Characterising the local immune responses in cervical intraepithelial neoplasia: a cross-sectional and longitudinal analysis
Article first published online: 13 NOV 2008
© 2008 The Authors Journal compilation © RCOG 2008 BJOG An International Journal of Obstetrics and Gynaecology
BJOG: An International Journal of Obstetrics & Gynaecology
Volume 115, Issue 13, pages 1616–1622, December 2008
How to Cite
Woo, Y., Sterling, J., Damay, I., Coleman, N., Crawford, R., Van Der Burg, S. and Stanley, M. (2008), Characterising the local immune responses in cervical intraepithelial neoplasia: a cross-sectional and longitudinal analysis. BJOG: An International Journal of Obstetrics & Gynaecology, 115: 1616–1622. doi: 10.1111/j.1471-0528.2008.01936.x

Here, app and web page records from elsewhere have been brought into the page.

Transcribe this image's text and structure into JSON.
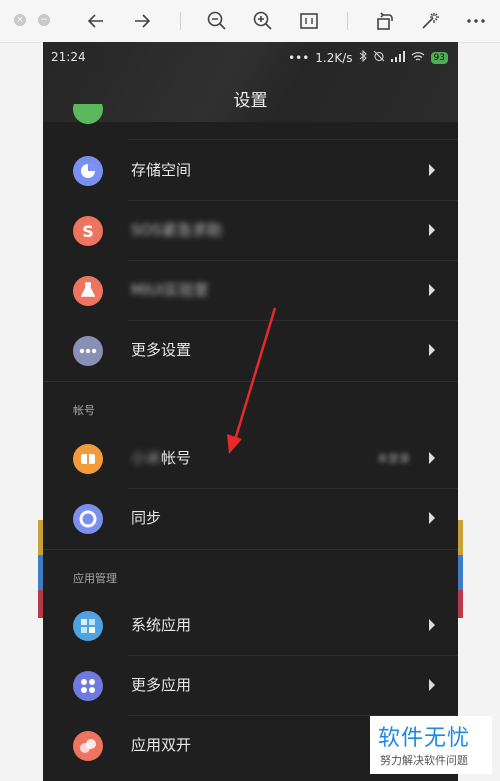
{
  "viewer": {
    "icons": [
      "close-icon",
      "minimize-icon",
      "back-arrow-icon",
      "forward-arrow-icon",
      "zoom-out-icon",
      "zoom-in-icon",
      "fit-icon",
      "rotate-icon",
      "magic-wand-icon",
      "more-icon"
    ]
  },
  "status_bar": {
    "time": "21:24",
    "dots": "•••",
    "speed": "1.2K/s",
    "battery": "93"
  },
  "header": {
    "title": "设置"
  },
  "items_top": [
    {
      "label": "存储空间",
      "icon": "storage-icon",
      "color": "#7b8ff0"
    },
    {
      "label": "SOS紧急求助",
      "icon": "sos-icon",
      "color": "#ec7460",
      "blurred": true
    },
    {
      "label": "MIUI实验室",
      "icon": "flask-icon",
      "color": "#ec7460",
      "blurred": true
    },
    {
      "label": "更多设置",
      "icon": "more-settings-icon",
      "color": "#8a8fb5"
    }
  ],
  "section_account": {
    "label": "帐号"
  },
  "items_account": [
    {
      "label_blur": "小米",
      "label": "帐号",
      "value": "未登录",
      "icon": "mi-account-icon",
      "color": "#f39a3b"
    },
    {
      "label": "同步",
      "icon": "sync-icon",
      "color": "#7b8ff0"
    }
  ],
  "section_apps": {
    "label": "应用管理"
  },
  "items_apps": [
    {
      "label": "系统应用",
      "icon": "system-apps-icon",
      "color": "#4fa3e0"
    },
    {
      "label": "更多应用",
      "icon": "more-apps-icon",
      "color": "#6f79e0"
    },
    {
      "label": "应用双开",
      "icon": "dual-apps-icon",
      "color": "#ec7460"
    }
  ],
  "watermark": {
    "main": "软件无忧",
    "sub": "努力解决软件问题"
  },
  "colors": {
    "annotation_arrow": "#e8292c",
    "battery": "#4caf50"
  }
}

- Issue published online: 13 NOV 2008
- Article first published online: 13 NOV 2008
- Accepted 3 August 2008.
- Human papillomavirus;
- local immune cell response
Introduction Immunological competence influences the progression of cervical intraepithelial neoplasia (CIN) to invasive cancer. Information on the local immunological changes during the natural course of CIN is central for the development of new therapies.
Objective This study defines the populations of tissue-infiltrating immune cells in a cross-sectional cohort of different grades of CIN and also in a longitudinal cohort of regressing, persistent and progressing low-grade (LG)-CIN.
Design A cohort of 125 women with LG cytological atypia was recruited, of which 64/125 (51%) women with LG-CIN were followed prospectively for 1 year. Paraffin-embedded entry and exit cervical biopsies were used for immunohistochemistry analysis (CD4, CD8, CD56, FOXP3, CD1a and granzyme B).
Results At recruitment, 74/125 (59%), 39/125 (31%) and 12/125 (10%) women referred with LG smears had histologically proven LG-CIN, high-grade (HG) and normal biopsies, respectively. Seventeen of 64 (24.6%) women with LG-CIN progressed to HG-CIN within 1 year. In both LG-CIN and HG-CIN, the predominant intraepithelial cell population were cytotoxic T cells, while CD4+ and FOXP3+ T cells predominated the stromal compartment. Women with LG-CIN who later on regressed displayed a significantly higher number of cytotoxic (granzyme B+) cells in their entry samples. In addition, the ratio between CD8+ cells and granzyme B+ cells was close to 1, suggesting that all infiltrating CD8+ T cells were highly active. In contrast, this ratio was three-fold lower in women, in whom the lesions persisted or progressed.
Conclusions This study suggests that the early infiltration of lesions by highly cytotoxic effector cells protects against progression.